> Task statement: Starting at the line that holds "Read all visible content and emit it as JSON.", set down each line through the end of the listing, exactly as written and with nothing added.

*** Data to use Section Begins ***

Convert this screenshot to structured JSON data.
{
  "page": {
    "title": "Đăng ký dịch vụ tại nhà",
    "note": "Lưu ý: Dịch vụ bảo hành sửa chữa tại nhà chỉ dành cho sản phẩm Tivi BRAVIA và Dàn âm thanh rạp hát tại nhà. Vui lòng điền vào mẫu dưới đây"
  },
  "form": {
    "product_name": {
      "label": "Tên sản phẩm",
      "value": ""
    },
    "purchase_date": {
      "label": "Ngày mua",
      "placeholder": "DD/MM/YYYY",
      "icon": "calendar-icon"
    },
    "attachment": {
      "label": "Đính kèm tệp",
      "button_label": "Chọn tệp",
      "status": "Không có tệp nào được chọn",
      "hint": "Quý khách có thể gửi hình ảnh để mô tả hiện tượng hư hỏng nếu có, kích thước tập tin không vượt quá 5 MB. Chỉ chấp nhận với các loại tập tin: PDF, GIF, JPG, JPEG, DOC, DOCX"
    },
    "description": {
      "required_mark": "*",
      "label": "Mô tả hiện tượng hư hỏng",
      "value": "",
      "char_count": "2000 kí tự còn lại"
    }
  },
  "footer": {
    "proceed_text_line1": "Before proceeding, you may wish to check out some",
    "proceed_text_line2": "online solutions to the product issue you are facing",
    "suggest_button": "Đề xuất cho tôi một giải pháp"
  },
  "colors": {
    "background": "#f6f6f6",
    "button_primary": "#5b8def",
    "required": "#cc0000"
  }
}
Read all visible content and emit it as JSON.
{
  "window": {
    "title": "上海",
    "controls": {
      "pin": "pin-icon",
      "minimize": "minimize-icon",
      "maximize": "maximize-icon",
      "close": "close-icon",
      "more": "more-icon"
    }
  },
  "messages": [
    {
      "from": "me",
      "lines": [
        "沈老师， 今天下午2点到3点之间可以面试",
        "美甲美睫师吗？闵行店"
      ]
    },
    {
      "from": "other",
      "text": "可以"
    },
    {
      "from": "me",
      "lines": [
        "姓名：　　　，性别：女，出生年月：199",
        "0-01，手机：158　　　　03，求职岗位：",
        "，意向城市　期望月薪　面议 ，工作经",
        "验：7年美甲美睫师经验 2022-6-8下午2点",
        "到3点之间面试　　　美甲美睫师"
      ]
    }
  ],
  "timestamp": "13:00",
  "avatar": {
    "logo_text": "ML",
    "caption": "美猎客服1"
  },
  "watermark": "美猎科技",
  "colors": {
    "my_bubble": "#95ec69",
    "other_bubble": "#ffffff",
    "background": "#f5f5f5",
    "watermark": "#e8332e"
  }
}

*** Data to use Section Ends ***

> Exercise solution:
Read all visible content and emit it as JSON.
{
  "window": {
    "title": "上海",
    "controls": {
      "pin": "pin-icon",
      "minimize": "minimize-icon",
      "maximize": "maximize-icon",
      "close": "close-icon",
      "more": "more-icon"
    }
  },
  "messages": [
    {
      "from": "me",
      "lines": [
        "沈老师， 今天下午2点到3点之间可以面试",
        "美甲美睫师吗？闵行店"
      ]
    },
    {
      "from": "other",
      "text": "可以"
    },
    {
      "from": "me",
      "lines": [
        "姓名：　　　，性别：女，出生年月：199",
        "0-01，手机：158　　　　03，求职岗位：",
        "，意向城市　期望月薪　面议 ，工作经",
        "验：7年美甲美睫师经验 2022-6-8下午2点",
        "到3点之间面试　　　美甲美睫师"
      ]
    }
  ],
  "timestamp": "13:00",
  "avatar": {
    "logo_text": "ML",
    "caption": "美猎客服1"
  },
  "watermark": "美猎科技",
  "colors": {
    "my_bubble": "#95ec69",
    "other_bubble": "#ffffff",
    "background": "#f5f5f5",
    "watermark": "#e8332e"
  }
}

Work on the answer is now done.